|Grade:||Electron Grade And Industrial||Application:||Medical, Metal Cutting And Welding|
O2 Oxygen Gas High Purity Gases CAS 7782-44-7 , UN1072 Oxygen Tank
At standard temperature and pressure, oxygen is a colorless, odorless, and tasteless gas with the molecular formula O2.
Oxygen, which makes combustion possible and supports life, also constitutes about a fifth of the atmosphere. It is a pale blue, transparent liquid that is slightly heavier than water at temperatures measuring below 300 °F. Every material that is flammable in the air burns much more vigorously when exposed to this gas. Some combustibles, such as grease and oil, burn with almost explosive force if ignited in this gas. However, pure oxygen itself is not flammable.

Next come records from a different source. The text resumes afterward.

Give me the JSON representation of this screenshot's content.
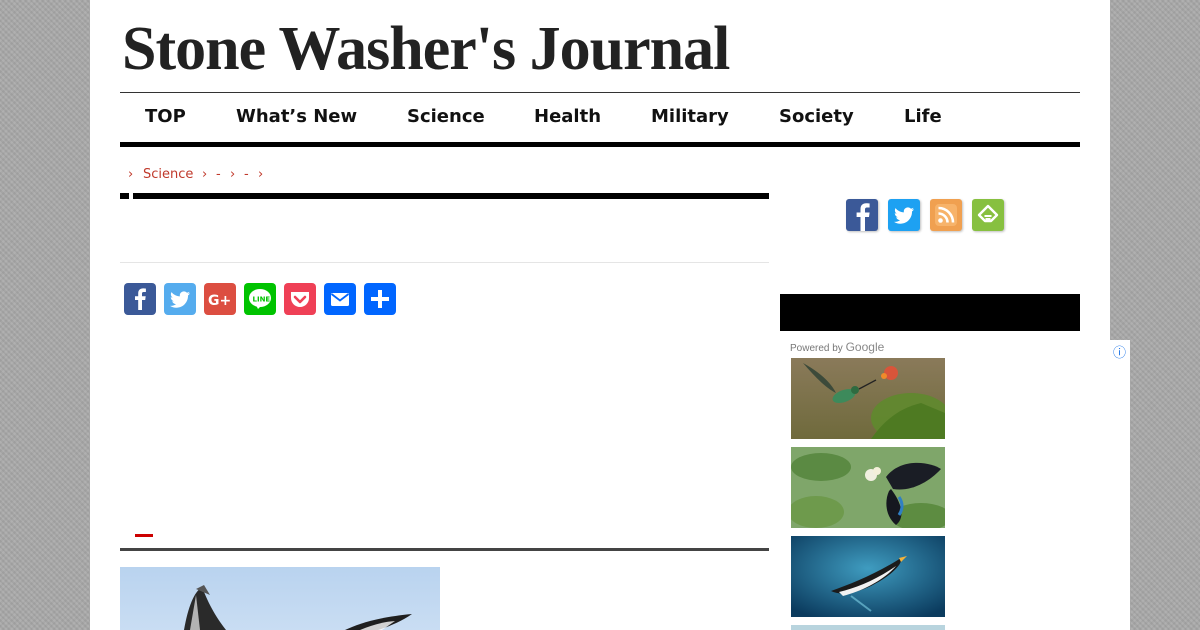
{
  "site": {
    "title": "Stone Washer's Journal"
  },
  "nav": {
    "items": [
      {
        "label": "TOP"
      },
      {
        "label": "What’s New"
      },
      {
        "label": "Science"
      },
      {
        "label": "Health"
      },
      {
        "label": "Military"
      },
      {
        "label": "Society"
      },
      {
        "label": "Life"
      }
    ]
  },
  "breadcrumb": {
    "separator": "›",
    "items": [
      {
        "label": "Science"
      },
      {
        "label": "-"
      },
      {
        "label": "-"
      }
    ]
  },
  "share": {
    "buttons": [
      {
        "icon": "facebook-icon",
        "color": "#3b5998"
      },
      {
        "icon": "twitter-icon",
        "color": "#55acee"
      },
      {
        "icon": "google-plus-icon",
        "color": "#dc4e41"
      },
      {
        "icon": "line-icon",
        "color": "#00c300"
      },
      {
        "icon": "pocket-icon",
        "color": "#ef4056"
      },
      {
        "icon": "email-icon",
        "color": "#0166ff"
      },
      {
        "icon": "share-icon",
        "color": "#0166ff"
      }
    ]
  },
  "social_follow": {
    "icons": [
      {
        "icon": "facebook-icon",
        "color": "#3b5998"
      },
      {
        "icon": "twitter-icon",
        "color": "#1da1f2"
      },
      {
        "icon": "rss-icon",
        "color": "#f0a050"
      },
      {
        "icon": "feedly-icon",
        "color": "#87c040"
      }
    ]
  },
  "ad": {
    "powered_by": "Powered by",
    "brand": "Google",
    "info_icon": "info-icon",
    "thumbnails": [
      {
        "subject": "hummingbird"
      },
      {
        "subject": "butterfly"
      },
      {
        "subject": "penguin"
      }
    ]
  },
  "colors": {
    "accent_red": "#c0392b",
    "nav_border": "#000000"
  }
}
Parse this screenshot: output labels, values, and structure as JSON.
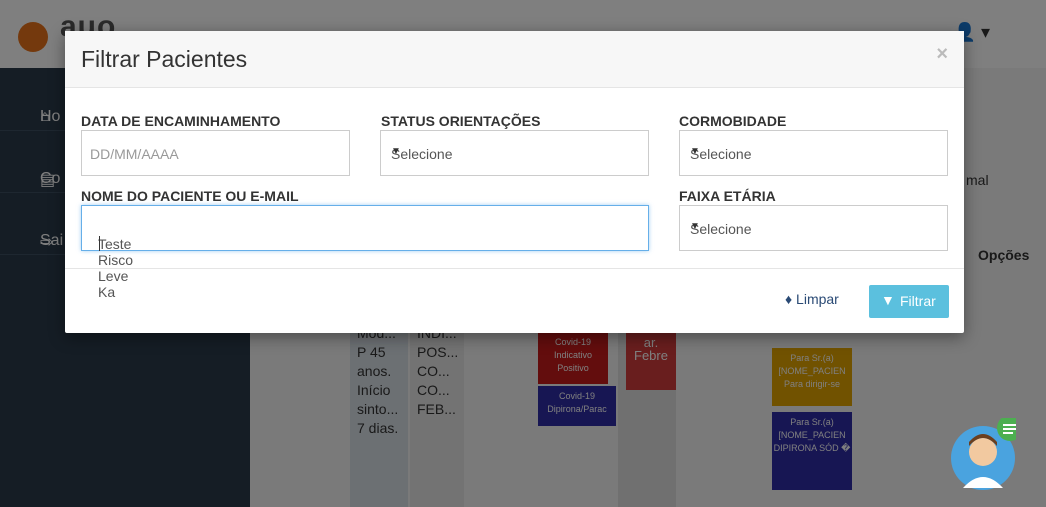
{
  "app": {
    "logo_text": "auo"
  },
  "sidebar": {
    "items": [
      {
        "label": "Ho",
        "icon": "home-icon"
      },
      {
        "label": "Co",
        "icon": "clipboard-icon"
      },
      {
        "label": "Sai",
        "icon": "logout-icon"
      }
    ]
  },
  "background": {
    "normal_text": "mal",
    "opcoes_header": "Opções",
    "patient_text": "Mod... P 45 anos. Início sinto... 7 dias.",
    "info_text": "INDI... POS... CO... CO... FEB...",
    "tags": [
      {
        "text": "Covid-19 Indicativo Positivo",
        "color": "#c61b1b"
      },
      {
        "text": "Covid-19 Dipirona/Parac",
        "color": "#2f2ca6"
      },
      {
        "text": "ar. Febre",
        "color": "#d23c3c"
      },
      {
        "text": "Para Sr.(a) [NOME_PACIEN Para dirigir-se",
        "color": "#e3a400"
      },
      {
        "text": "Para Sr.(a) [NOME_PACIEN DIPIRONA SÓD �",
        "color": "#2f2ca6"
      }
    ]
  },
  "modal": {
    "title": "Filtrar Pacientes",
    "close_label": "×",
    "fields": {
      "data_encaminhamento": {
        "label": "DATA DE ENCAMINHAMENTO",
        "placeholder": "DD/MM/AAAA",
        "value": ""
      },
      "status_orientacoes": {
        "label": "STATUS ORIENTAÇÕES",
        "value": "Selecione"
      },
      "cormobidade": {
        "label": "CORMOBIDADE",
        "value": "Selecione"
      },
      "nome_paciente": {
        "label": "NOME DO PACIENTE OU E-MAIL",
        "value": "Teste Risco Leve Ka"
      },
      "faixa_etaria": {
        "label": "FAIXA ETÁRIA",
        "value": "Selecione"
      }
    },
    "buttons": {
      "limpar": "Limpar",
      "filtrar": "Filtrar"
    }
  },
  "colors": {
    "filter_button": "#5bc0de",
    "sidebar": "#2b3a4a",
    "accent_orange": "#e8731a"
  }
}
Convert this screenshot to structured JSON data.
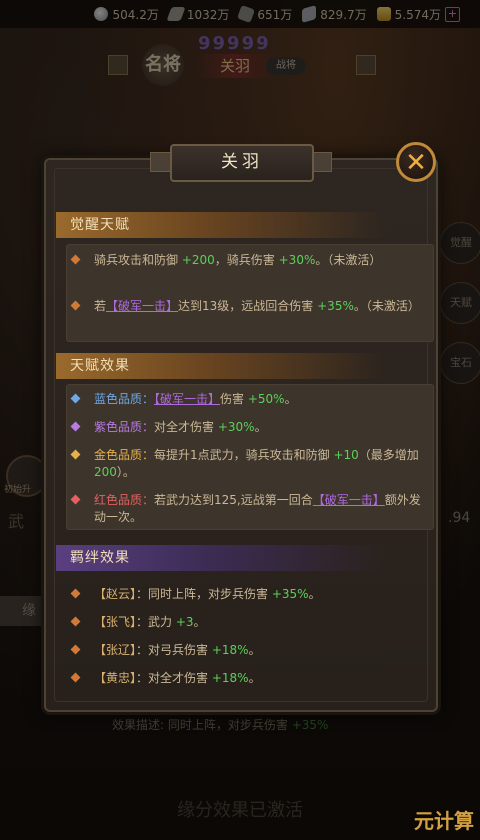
{
  "resources": [
    {
      "icon": "coin-icon",
      "value": "504.2万"
    },
    {
      "icon": "food-icon",
      "value": "1032万"
    },
    {
      "icon": "wood-icon",
      "value": "651万"
    },
    {
      "icon": "iron-icon",
      "value": "829.7万"
    },
    {
      "icon": "gold-icon",
      "value": "5.574万"
    }
  ],
  "hero_header": {
    "stars": "99999",
    "badge": "名将",
    "name": "关羽",
    "tag": "战将"
  },
  "background": {
    "left_label": "初始升",
    "left_big": "武",
    "left_tab": "缘",
    "right_labels": [
      "觉醒",
      "天赋",
      "宝石"
    ],
    "right_num": ".94",
    "bottom_desc_label": "效果描述:",
    "bottom_desc_text": "同时上阵，对步兵伤害",
    "bottom_desc_value": "+35%",
    "bottom_status": "缘分效果已激活",
    "watermark": "元计算"
  },
  "popup": {
    "title": "关羽",
    "close_symbol": "✕",
    "sections": [
      {
        "title": "觉醒天赋",
        "items": [
          {
            "parts": [
              [
                "t",
                "骑兵攻击和防御 "
              ],
              [
                "g",
                "+200"
              ],
              [
                "t",
                "，骑兵伤害 "
              ],
              [
                "g",
                "+30%"
              ],
              [
                "t",
                "。（未激活）"
              ]
            ]
          },
          {
            "parts": [
              [
                "t",
                "若"
              ],
              [
                "lk",
                "【破军一击】"
              ],
              [
                "t",
                "达到13级，远战回合伤害 "
              ],
              [
                "g",
                "+35%"
              ],
              [
                "t",
                "。（未激活）"
              ]
            ]
          }
        ]
      },
      {
        "title": "天赋效果",
        "items": [
          {
            "parts": [
              [
                "blue",
                "蓝色品质："
              ],
              [
                "lk",
                "【破军一击】"
              ],
              [
                "t",
                "伤害 "
              ],
              [
                "g",
                "+50%"
              ],
              [
                "t",
                "。"
              ]
            ]
          },
          {
            "parts": [
              [
                "purple",
                "紫色品质："
              ],
              [
                "t",
                "对全才伤害 "
              ],
              [
                "g",
                "+30%"
              ],
              [
                "t",
                "。"
              ]
            ]
          },
          {
            "parts": [
              [
                "gold",
                "金色品质："
              ],
              [
                "t",
                "每提升1点武力，骑兵攻击和防御 "
              ],
              [
                "g",
                "+10"
              ],
              [
                "t",
                "（最多增加 "
              ],
              [
                "g",
                "200"
              ],
              [
                "t",
                "）。"
              ]
            ]
          },
          {
            "parts": [
              [
                "red",
                "红色品质："
              ],
              [
                "t",
                "若武力达到125,远战第一回合"
              ],
              [
                "lk",
                "【破军一击】"
              ],
              [
                "t",
                "额外发动一次。"
              ]
            ]
          }
        ]
      },
      {
        "title": "羁绊效果",
        "items": [
          {
            "parts": [
              [
                "bond",
                "【赵云】"
              ],
              [
                "t",
                "：同时上阵，对步兵伤害 "
              ],
              [
                "g",
                "+35%"
              ],
              [
                "t",
                "。"
              ]
            ]
          },
          {
            "parts": [
              [
                "bond",
                "【张飞】"
              ],
              [
                "t",
                "：武力 "
              ],
              [
                "g",
                "+3"
              ],
              [
                "t",
                "。"
              ]
            ]
          },
          {
            "parts": [
              [
                "bond",
                "【张辽】"
              ],
              [
                "t",
                "：对弓兵伤害 "
              ],
              [
                "g",
                "+18%"
              ],
              [
                "t",
                "。"
              ]
            ]
          },
          {
            "parts": [
              [
                "bond",
                "【黄忠】"
              ],
              [
                "t",
                "：对全才伤害 "
              ],
              [
                "g",
                "+18%"
              ],
              [
                "t",
                "。"
              ]
            ]
          }
        ]
      }
    ]
  },
  "colors": {
    "accent_green": "#5bd05b",
    "link_purple": "#b06ae0",
    "blue_quality": "#6fa8e8",
    "purple_quality": "#b97ae6",
    "gold_quality": "#e6b14a",
    "red_quality": "#e26262"
  }
}
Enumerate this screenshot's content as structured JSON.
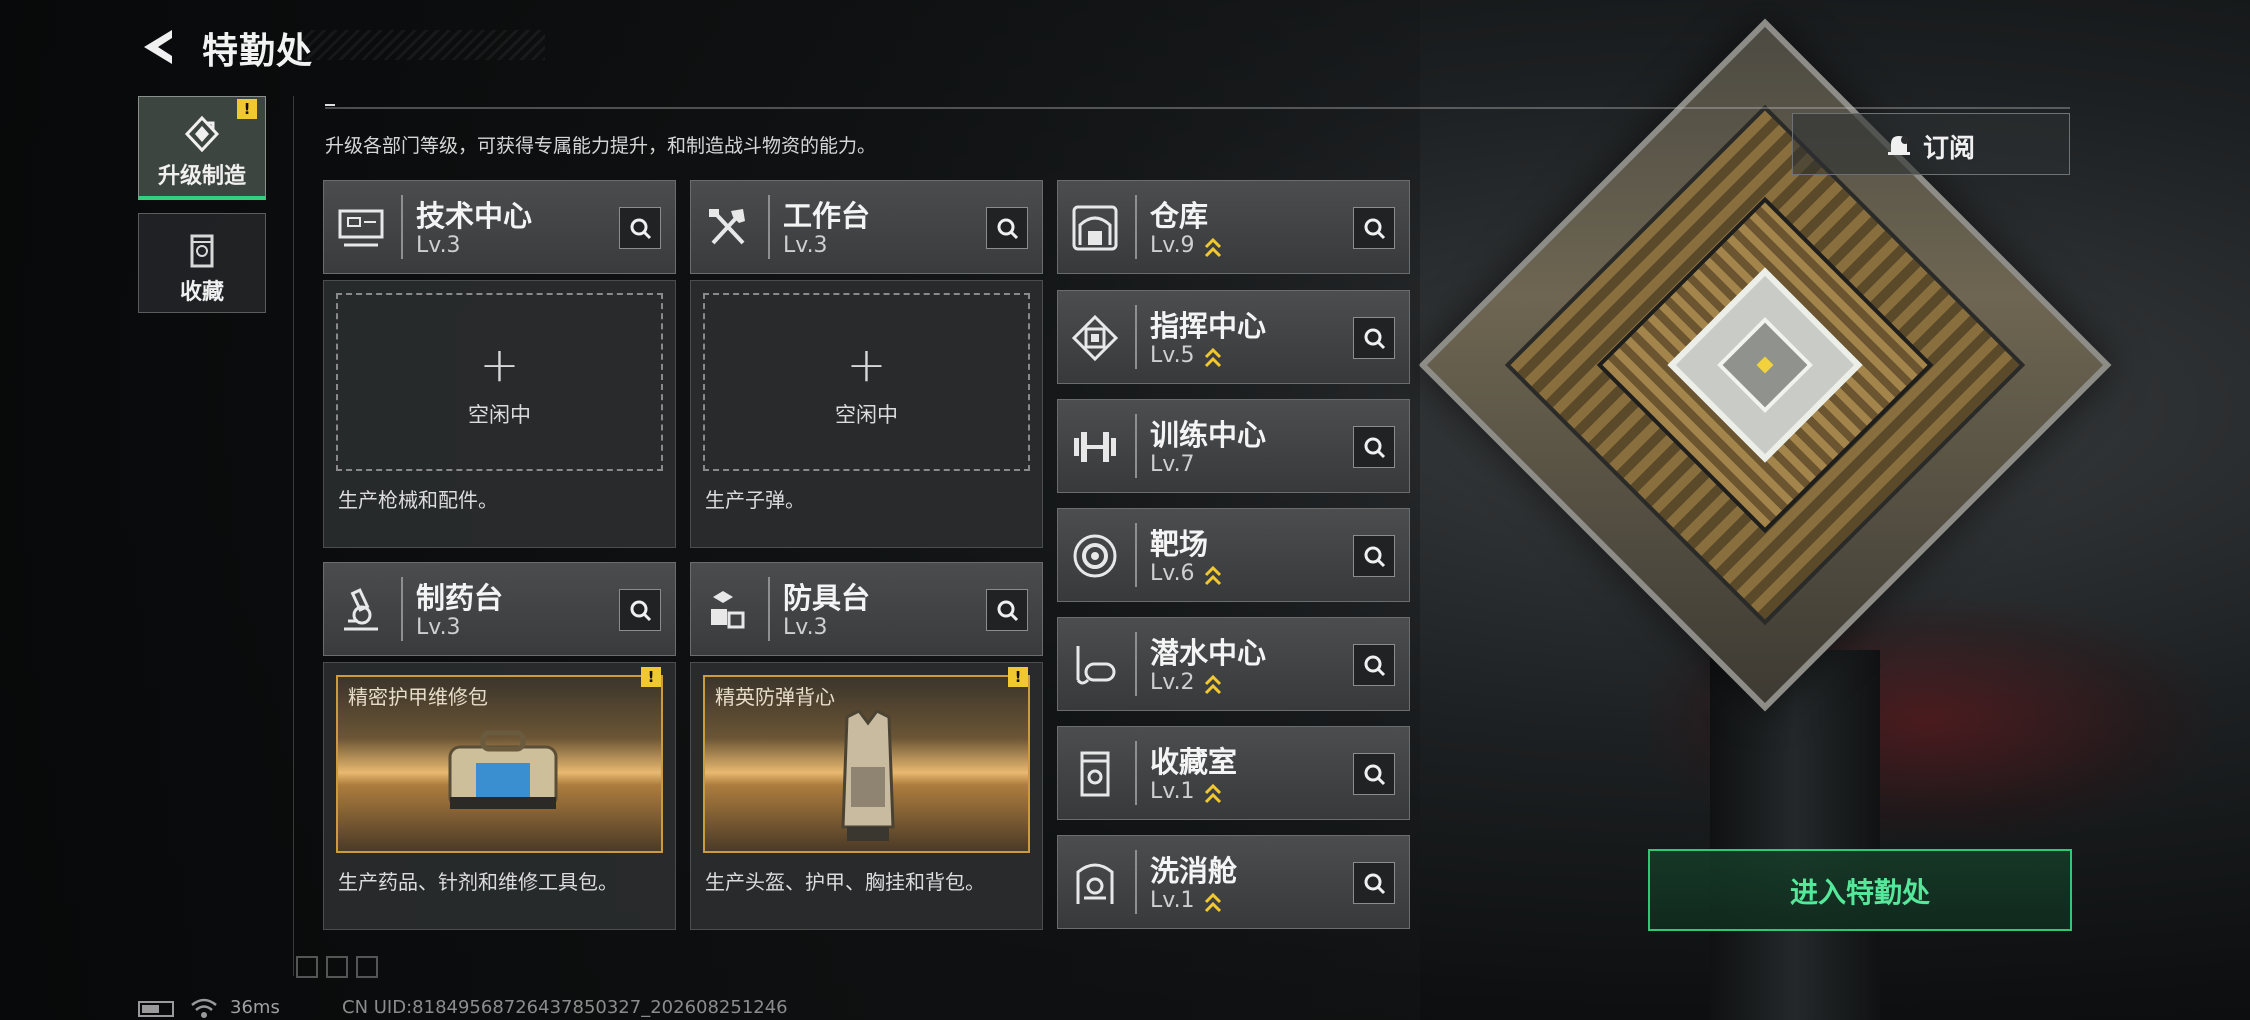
{
  "header": {
    "title": "特勤处",
    "subtitle": "升级各部门等级，可获得专属能力提升，和制造战斗物资的能力。"
  },
  "side_tabs": [
    {
      "label": "升级制造",
      "badge": "!"
    },
    {
      "label": "收藏"
    }
  ],
  "production_cards": [
    {
      "name": "技术中心",
      "level": "Lv.3",
      "idle_label": "空闲中",
      "plus": "+",
      "description": "生产枪械和配件。"
    },
    {
      "name": "工作台",
      "level": "Lv.3",
      "idle_label": "空闲中",
      "plus": "+",
      "description": "生产子弹。"
    },
    {
      "name": "制药台",
      "level": "Lv.3",
      "item_name": "精密护甲维修包",
      "badge": "!",
      "description": "生产药品、针剂和维修工具包。"
    },
    {
      "name": "防具台",
      "level": "Lv.3",
      "item_name": "精英防弹背心",
      "badge": "!",
      "description": "生产头盔、护甲、胸挂和背包。"
    }
  ],
  "facilities": [
    {
      "name": "仓库",
      "level": "Lv.9",
      "upgradable": true
    },
    {
      "name": "指挥中心",
      "level": "Lv.5",
      "upgradable": true
    },
    {
      "name": "训练中心",
      "level": "Lv.7",
      "upgradable": false
    },
    {
      "name": "靶场",
      "level": "Lv.6",
      "upgradable": true
    },
    {
      "name": "潜水中心",
      "level": "Lv.2",
      "upgradable": true
    },
    {
      "name": "收藏室",
      "level": "Lv.1",
      "upgradable": true
    },
    {
      "name": "洗消舱",
      "level": "Lv.1",
      "upgradable": true
    }
  ],
  "subscribe": {
    "label": "订阅"
  },
  "enter_button": {
    "label": "进入特勤处"
  },
  "status": {
    "latency": "36ms",
    "uid": "CN UID:81849568726437850327_202608251246",
    "battery_level": 0.6
  },
  "colors": {
    "accent_green": "#2ec877",
    "warning_yellow": "#f2c830",
    "upgrade_arrow": "#f2c830",
    "item_border": "#cc9b3d"
  },
  "icons": {
    "back": "back-chevron-icon",
    "search": "search-icon",
    "subscribe": "bell-icon",
    "upgrade": "double-chevron-up-icon"
  }
}
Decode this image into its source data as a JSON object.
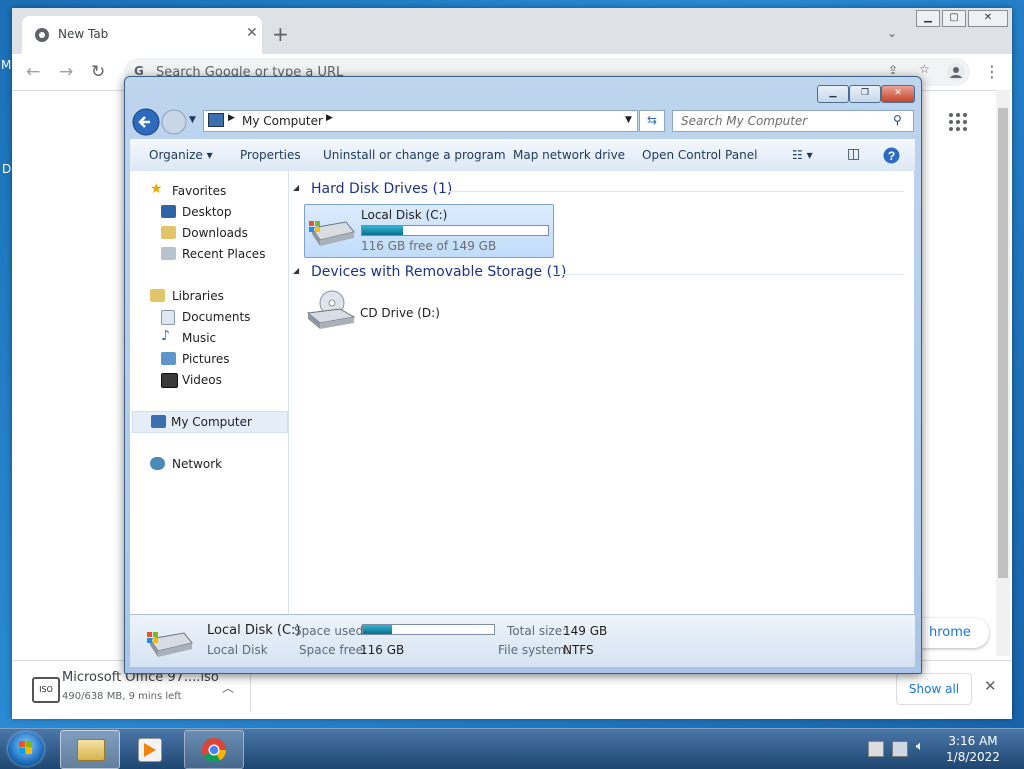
{
  "chrome": {
    "tab_title": "New Tab",
    "omnibox_placeholder": "Search Google or type a URL",
    "customize_label": "hrome"
  },
  "download": {
    "filename": "Microsoft Office 97....iso",
    "status": "490/638 MB, 9 mins left",
    "icon_text": "ISO",
    "show_all": "Show all"
  },
  "explorer": {
    "breadcrumb": "My Computer",
    "search_placeholder": "Search My Computer",
    "commands": [
      "Organize",
      "Properties",
      "Uninstall or change a program",
      "Map network drive",
      "Open Control Panel"
    ],
    "nav": {
      "favorites": "Favorites",
      "favorites_items": [
        "Desktop",
        "Downloads",
        "Recent Places"
      ],
      "libraries": "Libraries",
      "libraries_items": [
        "Documents",
        "Music",
        "Pictures",
        "Videos"
      ],
      "computer": "My Computer",
      "network": "Network"
    },
    "groups": {
      "hdd": "Hard Disk Drives (1)",
      "removable": "Devices with Removable Storage (1)"
    },
    "drive_c": {
      "name": "Local Disk (C:)",
      "free_text": "116 GB free of 149 GB",
      "used_fraction": 0.22
    },
    "drive_d": {
      "name": "CD Drive (D:)"
    },
    "details": {
      "name": "Local Disk (C:)",
      "type": "Local Disk",
      "space_used_label": "Space used:",
      "space_free_label": "Space free:",
      "space_free": "116 GB",
      "total_size_label": "Total size:",
      "total_size": "149 GB",
      "fs_label": "File system:",
      "fs": "NTFS",
      "used_fraction": 0.22
    }
  },
  "taskbar": {
    "time": "3:16 AM",
    "date": "1/8/2022"
  },
  "desktop_edge": {
    "m": "M",
    "d": "D"
  }
}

At standard temperature and pressure, oxygen is a colorless, odorless, and tasteless gas with the molecular formula O2, referred to as dioxygen. As dioxygen, two oxygen atoms are chemically bound to each other. The bond can be variously described based on level of theory, but is reasonably and simply described as a covalent double bond that results from the filling of molecular orbitals formed from the atomic orbitalsof the individual oxygen atoms, the filling of which results in a bond order of two.
Oxygen storage methods include high pressure oxygen tanks, cryogenics and chemical compounds. For reasons of economy, oxygen is often transported in bulk as a liquid in specially insulated tankers, since one liter of liquefied oxygen is equivalent to 840 liters of gaseous oxygen at atmospheric pressure and 20 °C (68 °F). Such tankers are used to refill bulk liquid oxygen storage containers, which stand outside hospitals and other institutions that need large volumes of pure oxygen gas. Liquid oxygen is passed through heat exchangers, which convert the cryogenic liquid into gas before it enters the building. Oxygen is also stored and shipped in smaller cylinders containing the compressed gas; a form that is useful in certain portable medical applications and oxy-fuel welding and cutting.
1. Physical properties
|Commodity||High purity oxygen gas|
|Hazardous class for transort||2.2|
2. Typical technical data (COA)
|8ltr||1||100bar||According to the valve type|
|40ltr||5.5||135bar||According to the valve type|
|Other sizes and other standards are also available|
|Life support and recreational use||An application of O2 as a low-pressure breathing gas is in modern space suits, which surround their occupant's body with pressurized air. These devices use nearly pure oxygen at about one third normal pressure, resulting in a normal blood partial
pressure of O2.
|Industrial||Smelting of iron ore into steel consumes 55% of commercially produced oxygen. In this process, O2 is injected through a high-pressure lance into molten iron, which removes sulfur impurities and excess carbon as the respective oxides, SO2 and CO2.|
|Chemical||Ethylene is reacted with O2 to create ethylene oxide, which, in turn, is converted into ethylene glycol; the primary feeder material used to manufacture a host of products, including antifreeze and polyesterpolymers.|
|Other||Oxygen is used in medical applications, metal cutting and welding, as an
oxidizer in rocket fuel, and in water treatment.